June 25, 2014
Getting secret information to specific people, like the location of the nearest nuclear power plant, in a way that doesn’t draw attention from outside is a classic spy problem. Another one is giving agents the ability to match names to faces in the real world, at blackjack tables and fancy soirees and other places spies frequent. The Defense Department is buying some new spy specs to give spooks in the field an intelligence edge over everybody else.
The glasses, called simply the X6, are from San Francisco-based Osterhout Design Group. They look like the lovechild of Google Glass and the Oculus Rift, providing more information to the wearer than the small window on Google’s much-maligned headset but not obstructing vision like the Oculus Rift. (Admittedly, for spy glasses, they lack a certain subtlety.)
At a recent innovation symposium at Defense Intelligence Agency headquarters in Washington, D.C., Bobby King, vice president of special projects for Osterhout, demonstrated how the headset provides situational intelligence. Defense One looked through the glasses at a static, two-dimensional map and suddenly structures appeared in three dimensions related to objects of interest. King confirmed that the map was just a regular print of a satellite photograph. With that particular app, the glasses send information to a server that then processes the image against others to determine the location depicted. The glasses then present data from the database visually in the form of structures, special instructions, clues, etc.

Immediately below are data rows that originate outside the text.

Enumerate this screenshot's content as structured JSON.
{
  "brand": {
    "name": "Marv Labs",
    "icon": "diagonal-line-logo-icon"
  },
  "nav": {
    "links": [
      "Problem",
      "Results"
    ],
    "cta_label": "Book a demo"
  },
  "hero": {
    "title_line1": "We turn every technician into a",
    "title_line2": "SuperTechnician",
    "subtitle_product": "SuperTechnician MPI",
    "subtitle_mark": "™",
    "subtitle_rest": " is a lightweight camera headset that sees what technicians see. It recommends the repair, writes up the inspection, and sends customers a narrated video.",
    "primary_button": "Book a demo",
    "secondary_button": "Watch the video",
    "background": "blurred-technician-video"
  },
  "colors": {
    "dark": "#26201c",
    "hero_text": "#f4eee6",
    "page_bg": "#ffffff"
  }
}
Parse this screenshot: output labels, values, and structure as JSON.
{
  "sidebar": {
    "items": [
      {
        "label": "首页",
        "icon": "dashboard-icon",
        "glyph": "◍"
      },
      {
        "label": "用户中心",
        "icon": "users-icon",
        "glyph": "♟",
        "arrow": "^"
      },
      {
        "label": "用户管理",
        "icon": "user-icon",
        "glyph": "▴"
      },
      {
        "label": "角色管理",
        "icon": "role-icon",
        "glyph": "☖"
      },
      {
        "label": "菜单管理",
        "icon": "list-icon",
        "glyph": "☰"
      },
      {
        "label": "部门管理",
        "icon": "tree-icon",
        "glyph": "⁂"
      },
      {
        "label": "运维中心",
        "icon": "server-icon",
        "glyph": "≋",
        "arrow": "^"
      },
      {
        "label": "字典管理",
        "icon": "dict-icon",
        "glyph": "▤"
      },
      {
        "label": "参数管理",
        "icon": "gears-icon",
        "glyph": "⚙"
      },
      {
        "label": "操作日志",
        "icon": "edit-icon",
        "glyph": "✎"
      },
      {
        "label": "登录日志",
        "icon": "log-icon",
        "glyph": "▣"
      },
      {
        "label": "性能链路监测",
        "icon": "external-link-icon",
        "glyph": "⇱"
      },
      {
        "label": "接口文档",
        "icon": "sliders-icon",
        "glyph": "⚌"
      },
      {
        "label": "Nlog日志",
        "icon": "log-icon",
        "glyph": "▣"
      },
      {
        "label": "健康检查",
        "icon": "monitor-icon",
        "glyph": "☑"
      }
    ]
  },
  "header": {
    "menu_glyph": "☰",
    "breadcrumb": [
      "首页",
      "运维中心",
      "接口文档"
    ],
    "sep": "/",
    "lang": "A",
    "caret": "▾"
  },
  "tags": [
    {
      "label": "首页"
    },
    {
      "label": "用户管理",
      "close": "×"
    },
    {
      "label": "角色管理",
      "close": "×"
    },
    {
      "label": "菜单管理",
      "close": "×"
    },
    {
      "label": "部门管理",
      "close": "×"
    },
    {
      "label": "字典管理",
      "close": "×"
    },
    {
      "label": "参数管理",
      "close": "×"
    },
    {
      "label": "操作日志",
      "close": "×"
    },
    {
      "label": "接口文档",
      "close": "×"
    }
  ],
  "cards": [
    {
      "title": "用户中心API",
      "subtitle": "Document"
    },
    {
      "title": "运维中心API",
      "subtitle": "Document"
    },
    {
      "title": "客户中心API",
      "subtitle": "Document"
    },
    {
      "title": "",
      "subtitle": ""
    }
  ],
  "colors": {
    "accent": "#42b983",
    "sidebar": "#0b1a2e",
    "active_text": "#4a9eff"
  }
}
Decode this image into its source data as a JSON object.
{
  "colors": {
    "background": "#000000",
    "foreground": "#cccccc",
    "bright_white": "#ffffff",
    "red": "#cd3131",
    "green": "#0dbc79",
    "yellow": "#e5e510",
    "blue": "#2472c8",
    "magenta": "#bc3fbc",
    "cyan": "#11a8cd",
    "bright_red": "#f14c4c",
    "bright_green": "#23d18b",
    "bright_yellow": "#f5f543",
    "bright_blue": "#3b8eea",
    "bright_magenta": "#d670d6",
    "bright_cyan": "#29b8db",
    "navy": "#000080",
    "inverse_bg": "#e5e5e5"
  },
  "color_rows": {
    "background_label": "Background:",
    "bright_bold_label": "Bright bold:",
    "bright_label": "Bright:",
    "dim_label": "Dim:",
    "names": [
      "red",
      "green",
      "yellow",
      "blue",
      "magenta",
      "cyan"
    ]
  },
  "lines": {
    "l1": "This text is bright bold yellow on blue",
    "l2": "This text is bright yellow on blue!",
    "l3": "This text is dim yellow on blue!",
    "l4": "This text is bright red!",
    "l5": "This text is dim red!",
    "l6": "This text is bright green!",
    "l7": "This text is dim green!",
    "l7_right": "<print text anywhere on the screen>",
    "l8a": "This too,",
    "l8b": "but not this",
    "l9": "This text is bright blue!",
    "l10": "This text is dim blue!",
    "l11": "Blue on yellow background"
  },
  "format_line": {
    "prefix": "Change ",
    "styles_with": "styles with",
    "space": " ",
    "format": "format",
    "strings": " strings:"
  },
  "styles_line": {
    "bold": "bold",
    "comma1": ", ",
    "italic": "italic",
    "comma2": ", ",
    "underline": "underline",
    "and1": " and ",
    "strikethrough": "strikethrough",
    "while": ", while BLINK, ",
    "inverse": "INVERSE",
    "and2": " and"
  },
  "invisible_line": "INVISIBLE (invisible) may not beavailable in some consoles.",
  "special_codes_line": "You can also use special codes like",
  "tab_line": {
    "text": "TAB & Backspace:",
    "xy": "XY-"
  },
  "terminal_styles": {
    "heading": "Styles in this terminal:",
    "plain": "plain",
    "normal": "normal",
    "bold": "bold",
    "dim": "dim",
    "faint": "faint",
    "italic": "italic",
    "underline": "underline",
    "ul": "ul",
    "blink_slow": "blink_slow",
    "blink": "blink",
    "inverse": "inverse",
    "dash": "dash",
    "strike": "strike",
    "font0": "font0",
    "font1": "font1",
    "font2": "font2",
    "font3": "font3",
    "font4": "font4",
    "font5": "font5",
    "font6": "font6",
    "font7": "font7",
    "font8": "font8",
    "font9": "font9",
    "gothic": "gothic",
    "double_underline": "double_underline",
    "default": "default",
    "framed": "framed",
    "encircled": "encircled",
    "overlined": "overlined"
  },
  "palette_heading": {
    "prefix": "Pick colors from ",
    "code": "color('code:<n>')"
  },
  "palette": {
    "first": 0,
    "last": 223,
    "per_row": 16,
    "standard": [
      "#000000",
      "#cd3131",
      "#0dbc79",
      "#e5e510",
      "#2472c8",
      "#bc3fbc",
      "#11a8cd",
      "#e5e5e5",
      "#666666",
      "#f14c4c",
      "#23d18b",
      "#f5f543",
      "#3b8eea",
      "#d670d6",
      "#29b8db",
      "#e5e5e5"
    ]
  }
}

The view was smarter and more useful than what you would see with Google Glass, but didn’t get in the way of the user’s ability to actually see, like a clunky virtual reality headset.
“Augmented reality is the fusion of data and your real environment. We’re looking for an immersive feeling, but not virtual,” King said.
Cool map data aren’t the only secret messages you can receive on the X6. Previous reports have hinted at how the glasses might be useful for gaming and training as well. It’s one reason why Microsoft reportedly inked an intellectual property deal with the company for about $150 million earlier this year. The military and intelligence capabilities are a bit more interesting than its relevance as a gaming platform.
Ever been to a gathering where you saw someone’s face but you couldn’t remember her name or why she was important? It’s not just a cocktail party problem but a national security one. A year old startup form Australia called Imagus, has developed a program for the X6 that fixes the problem.
Peering through the glasses at a poster of faces while wearing the X6, a tester using the Imagus facial recognition app sees a pair of small circles appear on the eyes of the various targets and then a quick match showed up in the view as demonstrated in a somewhat unnerving video from General Dynamics Information Technology, GDIT, highlights the “dynamic environment of non-cooperative facial recognition.”
The Imagus app can match a face in real time to one in a database at a resolution of just twelve pixels between the eyes according to lead software engineer Steve Brain. (Anything under sixty is considered very good in the facial recognition world.) The size of the headset seems to help with targeting the camera to improve speed and accuracy. The glasses could be modified to connect to a military biometrics databases such as BEWL, King confirmed.
GDIT is working with Osterhout, Imagus and other small companies to develop a host of apps and programs around the X6 platform.
“What they want with the glasses is to bring in a lot of different applications. Facial recognition technologies from images is just one example,” Lynn Schnurr, vice president at General Dynamics Information Technology, told Defense One.
The Defense Department has purchased 500 beta units of the glasses according to King. Unfortunately, the government’s spy specs are not for you. “It’s not yet commercially available, but for the government, yes.”
By Patrick Tucker // Patrick Tucker is technology editor for Defense One. He’s also the author of The Naked Future: What Happens in a World That Anticipates Your Every Move? (Current, 2014). Previously, Tucker was deputy editor for The Futurist for nine years. Tucker has written about emerging technology in Slate, The Sun, MIT Technology Review, Wilson Quarterly, The American Legion Magazine, BBC News Magazine, Utne Reader, and elsewhere.
June 25, 2014